- What you are asked to do -
Copy the data exactly, pictures aside.

*** Stored data Section Begins ***

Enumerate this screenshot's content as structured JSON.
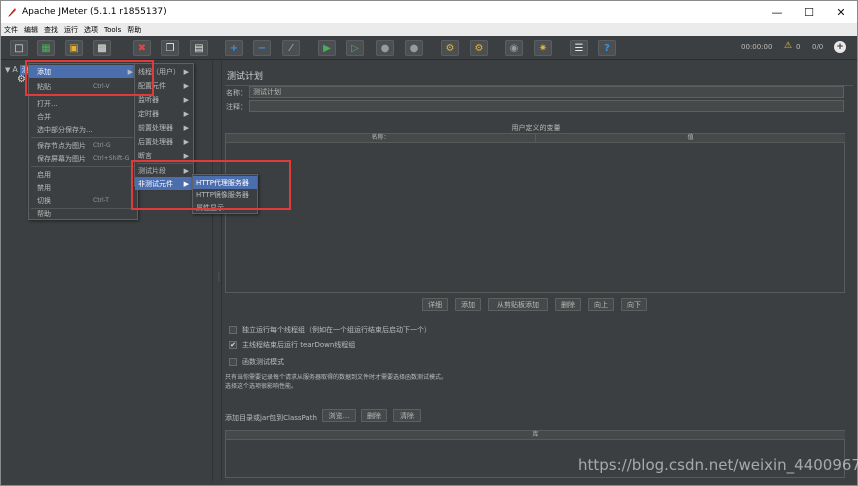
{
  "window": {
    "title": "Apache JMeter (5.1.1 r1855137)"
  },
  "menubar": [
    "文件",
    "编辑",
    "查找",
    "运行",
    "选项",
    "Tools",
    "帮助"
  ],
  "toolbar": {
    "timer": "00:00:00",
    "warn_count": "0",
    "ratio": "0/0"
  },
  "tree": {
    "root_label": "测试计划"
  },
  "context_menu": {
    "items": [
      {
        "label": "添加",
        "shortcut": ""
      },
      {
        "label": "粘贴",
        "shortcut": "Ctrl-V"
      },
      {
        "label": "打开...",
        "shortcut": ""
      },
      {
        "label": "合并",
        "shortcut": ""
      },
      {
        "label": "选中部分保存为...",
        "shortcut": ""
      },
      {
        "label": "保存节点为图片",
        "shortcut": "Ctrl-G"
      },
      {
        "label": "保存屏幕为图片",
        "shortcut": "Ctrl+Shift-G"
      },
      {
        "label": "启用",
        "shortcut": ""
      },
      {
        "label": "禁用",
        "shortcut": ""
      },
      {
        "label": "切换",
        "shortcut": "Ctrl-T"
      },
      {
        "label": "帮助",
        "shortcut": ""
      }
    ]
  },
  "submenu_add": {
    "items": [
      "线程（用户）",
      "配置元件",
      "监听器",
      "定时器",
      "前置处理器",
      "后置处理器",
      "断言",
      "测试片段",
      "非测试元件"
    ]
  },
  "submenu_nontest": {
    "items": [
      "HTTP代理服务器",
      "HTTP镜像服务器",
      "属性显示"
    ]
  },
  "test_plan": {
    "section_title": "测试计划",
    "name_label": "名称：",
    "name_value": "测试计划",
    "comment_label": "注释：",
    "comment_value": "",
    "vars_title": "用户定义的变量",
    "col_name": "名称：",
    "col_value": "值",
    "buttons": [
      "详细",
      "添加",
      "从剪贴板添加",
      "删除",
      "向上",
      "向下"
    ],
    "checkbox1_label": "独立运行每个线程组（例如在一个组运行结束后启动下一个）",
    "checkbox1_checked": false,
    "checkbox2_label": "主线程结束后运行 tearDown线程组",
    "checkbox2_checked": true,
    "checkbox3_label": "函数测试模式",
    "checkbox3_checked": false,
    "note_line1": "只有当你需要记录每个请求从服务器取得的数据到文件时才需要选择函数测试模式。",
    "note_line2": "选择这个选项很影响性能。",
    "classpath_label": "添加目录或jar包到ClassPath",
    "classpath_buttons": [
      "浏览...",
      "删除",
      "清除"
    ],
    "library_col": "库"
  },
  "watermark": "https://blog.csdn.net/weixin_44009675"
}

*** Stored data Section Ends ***

- Result of this exercise -
Enumerate this screenshot's content as structured JSON.
{
  "window": {
    "title": "Apache JMeter (5.1.1 r1855137)"
  },
  "menubar": [
    "文件",
    "编辑",
    "查找",
    "运行",
    "选项",
    "Tools",
    "帮助"
  ],
  "toolbar": {
    "timer": "00:00:00",
    "warn_count": "0",
    "ratio": "0/0"
  },
  "tree": {
    "root_label": "测试计划"
  },
  "context_menu": {
    "items": [
      {
        "label": "添加",
        "shortcut": ""
      },
      {
        "label": "粘贴",
        "shortcut": "Ctrl-V"
      },
      {
        "label": "打开...",
        "shortcut": ""
      },
      {
        "label": "合并",
        "shortcut": ""
      },
      {
        "label": "选中部分保存为...",
        "shortcut": ""
      },
      {
        "label": "保存节点为图片",
        "shortcut": "Ctrl-G"
      },
      {
        "label": "保存屏幕为图片",
        "shortcut": "Ctrl+Shift-G"
      },
      {
        "label": "启用",
        "shortcut": ""
      },
      {
        "label": "禁用",
        "shortcut": ""
      },
      {
        "label": "切换",
        "shortcut": "Ctrl-T"
      },
      {
        "label": "帮助",
        "shortcut": ""
      }
    ]
  },
  "submenu_add": {
    "items": [
      "线程（用户）",
      "配置元件",
      "监听器",
      "定时器",
      "前置处理器",
      "后置处理器",
      "断言",
      "测试片段",
      "非测试元件"
    ]
  },
  "submenu_nontest": {
    "items": [
      "HTTP代理服务器",
      "HTTP镜像服务器",
      "属性显示"
    ]
  },
  "test_plan": {
    "section_title": "测试计划",
    "name_label": "名称：",
    "name_value": "测试计划",
    "comment_label": "注释：",
    "comment_value": "",
    "vars_title": "用户定义的变量",
    "col_name": "名称：",
    "col_value": "值",
    "buttons": [
      "详细",
      "添加",
      "从剪贴板添加",
      "删除",
      "向上",
      "向下"
    ],
    "checkbox1_label": "独立运行每个线程组（例如在一个组运行结束后启动下一个）",
    "checkbox1_checked": false,
    "checkbox2_label": "主线程结束后运行 tearDown线程组",
    "checkbox2_checked": true,
    "checkbox3_label": "函数测试模式",
    "checkbox3_checked": false,
    "note_line1": "只有当你需要记录每个请求从服务器取得的数据到文件时才需要选择函数测试模式。",
    "note_line2": "选择这个选项很影响性能。",
    "classpath_label": "添加目录或jar包到ClassPath",
    "classpath_buttons": [
      "浏览...",
      "删除",
      "清除"
    ],
    "library_col": "库"
  },
  "watermark": "https://blog.csdn.net/weixin_44009675"
}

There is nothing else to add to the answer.